Kevin Kossowan: So to go back to that, the boreal where we hunt, I would just tell people to chase those really, really dense thickets because that’s the best I could do. And from there, like you said, it’s just a matter of tripping on them. I don’t think there’s any game use because we’re not hunting with dogs, getting on sign and tracking them down is not really a thing, so it’s just a matter of us happening upon them. So you make me feel like a bit of a poor hunter on that front, it’s just the hunt of coincidence, really.
Bailey Petersen: No, I don’t mean to do that. We have probably a way less population than you do and we need every resource we can.
Hank Shaw: Yeah, totally true, because I think the limit in every American state is three or less, I’ll double-check that for the show notes, and the limit is five in Canada, right?
Kevin Kossowan: Yeah.
Bailey Petersen: Ours is just combined in with our ruffed grouse, a total of five.
Kevin Kossowan: Ours is not combined. So you can get five spruces and five ruffed grouse.
Hank Shaw: Isn’t that a great one? Well, this was pretty cool. Actually, we talked about spruces a lot longer than I thought we were going to talk about spruces. No, it’s great. I mean, when you think about this bird is like an afterthought in upland bird hunting and there’s a lot more to this animal than, I think, many people realize.
Bailey Petersen: I hope so.
Kevin Kossowan: I have a correction, spruce grouse possession is 15 and ruffed is 15 and they are not combined. So you could actually have 30 birds on you here.
Hank Shaw: Well, but that’s possession, that’s not game.
Kevin Kossowan: That’s possession, yes.
Hank Shaw: I guess, as an upland bird hunter who likes to eat upland birds, the idea of coming home with 30 grouse, it’s just kind of epic.
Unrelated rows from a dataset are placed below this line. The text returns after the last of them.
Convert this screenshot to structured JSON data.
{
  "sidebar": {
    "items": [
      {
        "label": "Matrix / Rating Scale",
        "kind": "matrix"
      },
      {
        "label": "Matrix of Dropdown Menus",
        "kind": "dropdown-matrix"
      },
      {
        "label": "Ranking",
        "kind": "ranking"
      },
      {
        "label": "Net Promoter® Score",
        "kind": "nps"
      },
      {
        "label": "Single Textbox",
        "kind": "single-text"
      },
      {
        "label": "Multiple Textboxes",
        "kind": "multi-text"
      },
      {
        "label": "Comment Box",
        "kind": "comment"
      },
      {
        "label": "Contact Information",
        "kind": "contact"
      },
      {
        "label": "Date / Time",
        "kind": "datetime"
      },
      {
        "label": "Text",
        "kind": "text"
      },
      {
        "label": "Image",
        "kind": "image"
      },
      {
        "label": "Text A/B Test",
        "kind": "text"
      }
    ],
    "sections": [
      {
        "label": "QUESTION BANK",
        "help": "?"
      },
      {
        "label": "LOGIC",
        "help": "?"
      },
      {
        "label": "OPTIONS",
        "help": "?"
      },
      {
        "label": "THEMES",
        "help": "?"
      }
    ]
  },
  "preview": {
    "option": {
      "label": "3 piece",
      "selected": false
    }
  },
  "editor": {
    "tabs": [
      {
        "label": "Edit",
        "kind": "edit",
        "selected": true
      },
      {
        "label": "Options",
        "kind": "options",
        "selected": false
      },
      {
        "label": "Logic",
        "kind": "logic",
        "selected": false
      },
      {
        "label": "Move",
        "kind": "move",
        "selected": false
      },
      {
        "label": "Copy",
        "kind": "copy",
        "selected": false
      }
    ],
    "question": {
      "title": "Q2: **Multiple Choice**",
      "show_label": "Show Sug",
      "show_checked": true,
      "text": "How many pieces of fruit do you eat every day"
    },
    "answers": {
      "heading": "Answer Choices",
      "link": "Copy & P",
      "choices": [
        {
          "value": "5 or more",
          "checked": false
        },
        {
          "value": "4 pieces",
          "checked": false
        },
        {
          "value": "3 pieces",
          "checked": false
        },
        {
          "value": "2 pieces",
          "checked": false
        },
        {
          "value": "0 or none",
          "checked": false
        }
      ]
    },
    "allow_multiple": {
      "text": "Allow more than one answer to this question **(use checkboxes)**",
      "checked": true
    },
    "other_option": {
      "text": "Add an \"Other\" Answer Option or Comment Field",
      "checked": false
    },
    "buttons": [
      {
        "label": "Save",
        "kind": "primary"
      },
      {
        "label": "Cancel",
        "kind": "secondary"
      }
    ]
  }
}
Kevin Kossowan: I’ve done it, that’s what we did when we were kids, that’s the hunt we went on, that’s what we came home with.
Hank Shaw: Canadians, so yeah, so I think that the takeaway is go to the Arrowhead — Idaho is also quite good for spruce grouse hunting and they have a season. Washington has a season, but their habitat’s a bit limited. In that upper Western corner of Montana, that’s where that Franklin’s grouse live. That has a bunch of them too and I believe you have a three bird a day limit there. But really, it sounds like the place that you want to go for a boreal grouse is the boreal forest and 99% of that is in Canada. So before we go, tell everybody how they can get in touch with you, and how they can follow you on social media, and all that kind of good stuff. Let’s go with Bailey first.
Bailey Petersen: My Instagram handle is Bailey01, otherwise, you can find me, Bailey Peterson, at Facebook. If you’re looking to contact me about going out, where you should go grouse hunting in Minnesota, you can find me through our info center, DNR, or I think you can probably type my name into the search window on our website, Minnesota DNR, and get in touch with me there. Most people in wildlife know that I’m the grouse hunting nut.
Hank Shaw: Awesome, I’ll put all that stuff in the show notes as well, Kevin.
Kevin Kossowan: On Instagram, Kevin Kossowan, K-O-S-S-O-W-A-N, and then also @fromthewildca and fromthewild.ca is the website for the series that you’ve been on, Hank, with us, where we do actually some grouse cookery and the episode coming out in the next few weeks will be exactly about that. And what else, I guess, on Facebook as well, Kevin Kossowan on there.
Hank Shaw: Thank you, guys, for being on the show and I will have all of that stuff written down in the show notes along with pictures of grouse poop, and some links to some studies, and a couple of grouse recipes as well. So again, Kevin Kossawan and Bailey Peterson, thanks for being on the Hunt Gather Talk podcast.
Kevin Kossowan: Thanks, Hank.
Bailey Petersen: Thanks so much.